NewsCovering Colorado


Governor and lawmakers temper expectation in new budget

Posted at 7:06 PM, Nov 13, 2019
and last updated 2019-11-13 21:06:52-05

DENVER, Colorado — Colorado Governor Jared Polis presented his budget request for the 2020-2021 fiscal year to state lawmakers Wednesday. While the $34.5 billion proposal represents a 2.9 percent growth in overall spending, both the Governor members of the Joint Budget Committee are talking about tightening up spending.

During the 2019-2020 fiscal year budget, lawmakers enjoyed a $40 million surplus. The most recent economic & revenue forecast predicts that the state economy in 2020-2021 will not grow as fast.

"Economic growth in the U.S. and Colorado is expected to slow further in 2020 and 2021 on increasing headwinds from a tighter labor market," states the executive summary of the September 2019 Economic & Revenue Forecast.

"We're being told by our economist that things are going to be a little tighter this year," said State Representative Daneya Esgar, Chair of the Joint Budget Committee."So, we're really trying to look at possible savings, look at ways to make sure we are really being lenient with the money of the People of Colorado."

In his presentation Wednesday, Governor Polis proposed some $238 million in savings which he believes can be achieved through spending reductions, consolidation of services, and re-allocations of funding.

"With this budget we are building upon the bold vision we have for our state with important investments in education, transportation, lowering health care costs and planning for the future," Polis said. "We want to ensure that all Coloradans have an opportunity for success."

When it comes to education, the governor is requesting several spending increases including $27.6 million to expand the Colorado Preschool Program, $5 million for new school improvements, and $3.5 million for additional school safety upgrades.

He would also like to increase state spending on K-12 education so as to reduce what's known as the negative factor, or budget stabilization factor.

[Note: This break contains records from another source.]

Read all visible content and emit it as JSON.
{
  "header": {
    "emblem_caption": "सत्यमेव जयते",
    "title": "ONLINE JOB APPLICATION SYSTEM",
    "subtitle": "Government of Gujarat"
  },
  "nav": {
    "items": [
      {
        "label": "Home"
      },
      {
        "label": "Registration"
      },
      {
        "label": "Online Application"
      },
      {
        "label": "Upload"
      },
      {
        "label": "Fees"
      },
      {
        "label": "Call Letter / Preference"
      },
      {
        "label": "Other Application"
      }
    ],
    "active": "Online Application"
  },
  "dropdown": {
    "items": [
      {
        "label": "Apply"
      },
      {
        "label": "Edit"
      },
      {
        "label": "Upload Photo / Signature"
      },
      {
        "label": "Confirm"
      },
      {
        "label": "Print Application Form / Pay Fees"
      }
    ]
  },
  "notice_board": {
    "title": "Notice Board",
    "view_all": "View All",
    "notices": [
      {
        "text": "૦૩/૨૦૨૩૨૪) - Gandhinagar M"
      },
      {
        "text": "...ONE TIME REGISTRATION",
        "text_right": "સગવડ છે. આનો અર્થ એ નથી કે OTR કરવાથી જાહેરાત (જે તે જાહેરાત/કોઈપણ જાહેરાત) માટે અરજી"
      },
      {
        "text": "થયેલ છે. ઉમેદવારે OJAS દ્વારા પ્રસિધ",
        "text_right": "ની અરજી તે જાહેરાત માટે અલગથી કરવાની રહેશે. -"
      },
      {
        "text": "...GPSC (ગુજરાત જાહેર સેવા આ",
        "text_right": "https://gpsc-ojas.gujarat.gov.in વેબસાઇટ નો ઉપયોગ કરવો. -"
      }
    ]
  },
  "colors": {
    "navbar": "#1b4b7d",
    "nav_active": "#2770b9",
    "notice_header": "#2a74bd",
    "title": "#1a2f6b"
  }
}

The negative factor is the amount per pupil funding that is below what was historically promised under Amendment 23. Last year, lawmakers reduced the negative factor by $100 million. Governor Polis proposes another $50 million reduction.

Rep. Esgar said some lawmakers want it shrunk even more.

"What people don't understand is the more money we invest in buying down that negative factor, that's actually putting more money per pupil back in the pockets of our school district who need it," Esgar said.

Other new spending proposals include a $3 million pilot program to create incentives for school districts to improve teacher pay, $10 million for a new state park and for infrastructure improvements at existing parks statewide, and a $14 million for a student loan repayment program.

The budget projects a 20 percent average decrease in health insurance premiums for Colorado consumers brought about as a result of a state funded reinsurance program. It also calls for up to $605 million in general fund spending on transportation.

Members of the Joint Budget Committee will hear more detailed budget requests from the various state departments over the course of the next four weeks.